It was a tough assignment even for a composer who had already fulfilled dozens of commissions: Create an orchestral piece to commemorate a prolific, prizewinning American composer and a century-old orchestra.
Dr. Jennifer Higdon, Gr’94, professor of music theory at the Curtis Institute of Music, met that challenge, and her resulting work, “Shine” (no relation to the movie by the same name) was recently recognized by USA Today as the “best new piece” of 1996 in classical music.
wrote in its review that Higdon’s “Shine” — performed last year at
Indiana State University’s Festival of Contemporary Music — “bubbles
over with color, rhythm, high spirits and invention, often sounding like
Bartok’s ‘Concerto for Orchestra’ at warp speed, but with a personality
of its own.”
34, says, “I was really flattered by being compared to [Hungarian
composer Bela] Bartok in the first place. He’s one of the best composers

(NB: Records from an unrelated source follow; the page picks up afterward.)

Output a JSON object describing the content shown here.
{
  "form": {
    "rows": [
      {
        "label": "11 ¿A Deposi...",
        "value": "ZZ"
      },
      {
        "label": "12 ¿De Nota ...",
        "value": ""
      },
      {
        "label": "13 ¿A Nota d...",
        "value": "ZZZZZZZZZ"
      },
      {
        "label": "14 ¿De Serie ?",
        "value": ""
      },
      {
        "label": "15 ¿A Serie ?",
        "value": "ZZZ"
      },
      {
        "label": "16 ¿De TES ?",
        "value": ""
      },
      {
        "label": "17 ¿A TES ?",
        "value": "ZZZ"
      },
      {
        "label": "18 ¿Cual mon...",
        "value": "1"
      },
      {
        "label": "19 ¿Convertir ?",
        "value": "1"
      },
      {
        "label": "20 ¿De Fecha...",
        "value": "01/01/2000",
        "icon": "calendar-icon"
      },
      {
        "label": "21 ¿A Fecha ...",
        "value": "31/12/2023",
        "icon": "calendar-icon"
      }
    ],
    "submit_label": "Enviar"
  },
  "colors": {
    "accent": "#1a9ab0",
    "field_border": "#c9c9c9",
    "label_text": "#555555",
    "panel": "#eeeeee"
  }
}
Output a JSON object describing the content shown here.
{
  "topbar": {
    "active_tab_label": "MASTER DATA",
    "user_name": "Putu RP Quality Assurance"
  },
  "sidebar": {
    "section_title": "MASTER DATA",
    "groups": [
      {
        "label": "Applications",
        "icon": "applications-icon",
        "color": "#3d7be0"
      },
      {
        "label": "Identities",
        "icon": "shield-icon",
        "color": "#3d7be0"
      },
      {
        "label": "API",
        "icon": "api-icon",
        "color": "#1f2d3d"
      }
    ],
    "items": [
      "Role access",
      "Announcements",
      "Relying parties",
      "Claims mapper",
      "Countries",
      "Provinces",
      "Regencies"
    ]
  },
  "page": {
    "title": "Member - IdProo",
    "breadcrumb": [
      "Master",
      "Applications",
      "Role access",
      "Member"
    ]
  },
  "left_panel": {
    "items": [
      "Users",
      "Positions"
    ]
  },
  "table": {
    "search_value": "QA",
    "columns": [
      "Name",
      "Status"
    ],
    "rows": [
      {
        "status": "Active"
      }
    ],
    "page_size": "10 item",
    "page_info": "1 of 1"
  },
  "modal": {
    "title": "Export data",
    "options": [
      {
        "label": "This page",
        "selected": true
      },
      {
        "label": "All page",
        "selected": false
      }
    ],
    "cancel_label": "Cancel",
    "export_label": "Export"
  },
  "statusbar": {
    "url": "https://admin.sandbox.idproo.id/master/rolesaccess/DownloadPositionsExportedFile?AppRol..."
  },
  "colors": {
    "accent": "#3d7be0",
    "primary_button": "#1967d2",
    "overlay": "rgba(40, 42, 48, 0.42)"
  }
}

in this century. But a lot of my work tends to be at warp speed, so
that part doesn’t surprise me.”
actually was created in 1995, when Higdon was commissioned by the
American Society of Composers, Authors and Publishers to create a piece
commemorating the 100th anniversary of the Oregon Symphony, as well as
ASCAP’s past president, the late composer Morton Gould.
thought, ‘This is really difficult. How am I going to do this?’ So I
thought about building some sort of sculpture to honor these things,”
Higdon says. “I thought about all this energy all the musicians had put
in through one hundred years and about how Morton Gould was really a
multi-talented individual. If I could compress this into a sculpture, it
would be a very bright piece. That’s how I came up with the name
piece of Higdon’s personal life went into the composition, as well. “At
about the same time, my brother was diagnosed with cancer, and we
weren’t sure if he was going to live. So this piece for me was really
seizing at life,” she says. “That’s why I think the piece is so
energetic. I was trying to grasp a lifetime in music, but in twelve
minutes, basically.” Her brother has recovered and is now cancer free.
took her about six work-packed weeks to compose “Shine,” which the
Oregon Symphony performed at one of its concerts. The piece later won a
competion and was performed at the Indiana State University music
self-described “late bloomer,” Higdon started teaching herself to play
the flute at age 15 and didn’t receive formal music training until
college. She was almost finished with her bachelor’s degree requirements
at Bowling Green State University when she started learning
composition. The energetic pace of “Shine” comes through in most of her
pieces, Higdon says, attributing her musical style partly to her stint
in her high school marching band. “My pieces tend to always have a
strong pulse, I think.” Her other musical influences range from
bluegrass, which she heard often in her native Tennessee, and rock, to
the works of Bartok and Debussy. Higdon considers herself lucky to have
received over 40 commissions since her composing career began. They come
from sources as varied as people planning weddings to chamber music
groups, she says.
earning her doctorate in composition from Penn, Higdon had the chance
to fill in as conductor of the University orchestra and wind ensemble.
“Having the experience of being in front of the musicians and working
with them was so rewarding,” she says. She has taught at Curtis for two
years and continues to work on projects, including a piece she wrote for
two flutes and percussive piano that just premiered at an international
flute festival in Deeland, Florida, to enthusiastic reviews. Higdon
also has a new compact disc, rapid.fire, released under the I Virtuosi label. The recording features her playing the flute on several of her scores.
Higdon wrote “Shine” a year before the movie by the same name was
released, she does often field questions like, “Did you write the movie
soundtrack?” She answers no, but admits the coincidence is a weird one.
“It’s a little strange seeing ads for the movie everywhere. I feel like
I’m looking at my piece.”
— By Susan Lonkevich